* What is needed: Could you filter the records below down to the lines that include the word "JSON"?

* Input data:
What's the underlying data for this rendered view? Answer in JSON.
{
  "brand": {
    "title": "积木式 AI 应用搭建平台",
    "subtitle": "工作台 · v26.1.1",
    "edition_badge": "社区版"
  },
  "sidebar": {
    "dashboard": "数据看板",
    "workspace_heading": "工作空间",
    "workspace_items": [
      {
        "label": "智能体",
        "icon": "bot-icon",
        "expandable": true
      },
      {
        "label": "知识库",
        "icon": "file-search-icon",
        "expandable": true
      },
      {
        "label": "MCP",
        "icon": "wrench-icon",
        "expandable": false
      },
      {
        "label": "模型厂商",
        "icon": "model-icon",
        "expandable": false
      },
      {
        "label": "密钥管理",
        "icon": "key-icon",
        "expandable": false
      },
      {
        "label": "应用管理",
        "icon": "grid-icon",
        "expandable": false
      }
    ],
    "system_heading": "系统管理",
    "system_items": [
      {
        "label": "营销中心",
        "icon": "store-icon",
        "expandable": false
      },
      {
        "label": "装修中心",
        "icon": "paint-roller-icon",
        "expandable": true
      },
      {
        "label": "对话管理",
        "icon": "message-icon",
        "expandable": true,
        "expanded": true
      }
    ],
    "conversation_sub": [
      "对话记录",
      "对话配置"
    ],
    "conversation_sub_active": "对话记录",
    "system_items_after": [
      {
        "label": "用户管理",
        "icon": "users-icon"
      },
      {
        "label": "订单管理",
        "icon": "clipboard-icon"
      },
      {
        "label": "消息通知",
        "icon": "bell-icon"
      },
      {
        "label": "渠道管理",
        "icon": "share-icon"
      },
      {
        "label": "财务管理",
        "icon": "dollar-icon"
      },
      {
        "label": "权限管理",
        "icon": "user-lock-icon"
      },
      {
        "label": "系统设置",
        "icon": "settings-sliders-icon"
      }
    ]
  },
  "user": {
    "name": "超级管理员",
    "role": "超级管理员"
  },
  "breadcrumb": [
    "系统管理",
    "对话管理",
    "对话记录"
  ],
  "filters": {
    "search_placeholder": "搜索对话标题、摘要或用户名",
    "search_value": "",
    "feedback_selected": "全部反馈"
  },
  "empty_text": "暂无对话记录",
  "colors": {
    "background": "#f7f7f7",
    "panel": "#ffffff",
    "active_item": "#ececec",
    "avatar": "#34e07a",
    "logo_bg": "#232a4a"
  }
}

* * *

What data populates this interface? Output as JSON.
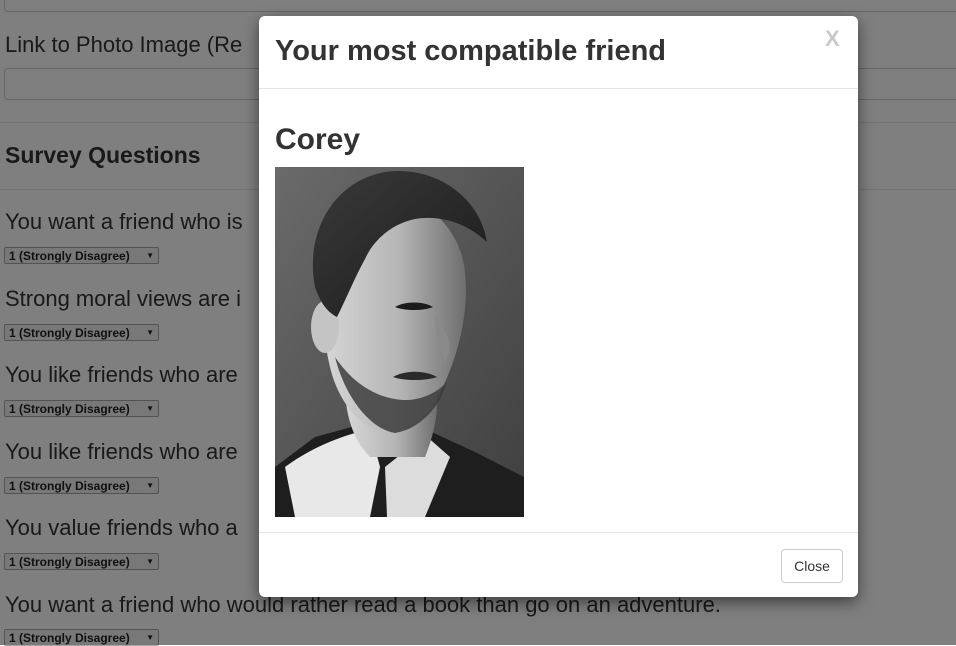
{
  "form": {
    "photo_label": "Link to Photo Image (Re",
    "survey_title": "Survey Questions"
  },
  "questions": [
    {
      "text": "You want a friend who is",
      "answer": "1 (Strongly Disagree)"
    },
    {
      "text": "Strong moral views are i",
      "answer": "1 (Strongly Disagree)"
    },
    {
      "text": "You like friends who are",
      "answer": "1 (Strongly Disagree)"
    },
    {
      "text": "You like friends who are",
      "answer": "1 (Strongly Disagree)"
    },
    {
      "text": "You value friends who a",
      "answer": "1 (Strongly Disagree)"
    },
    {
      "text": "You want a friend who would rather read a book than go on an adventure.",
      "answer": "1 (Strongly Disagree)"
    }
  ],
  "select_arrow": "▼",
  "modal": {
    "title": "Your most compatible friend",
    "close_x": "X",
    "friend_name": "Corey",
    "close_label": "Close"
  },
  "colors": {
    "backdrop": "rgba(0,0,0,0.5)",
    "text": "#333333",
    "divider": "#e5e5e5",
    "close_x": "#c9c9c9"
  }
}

* Response:
What's the underlying data for this rendered view? Answer in JSON.
What data populates this interface? Output as JSON.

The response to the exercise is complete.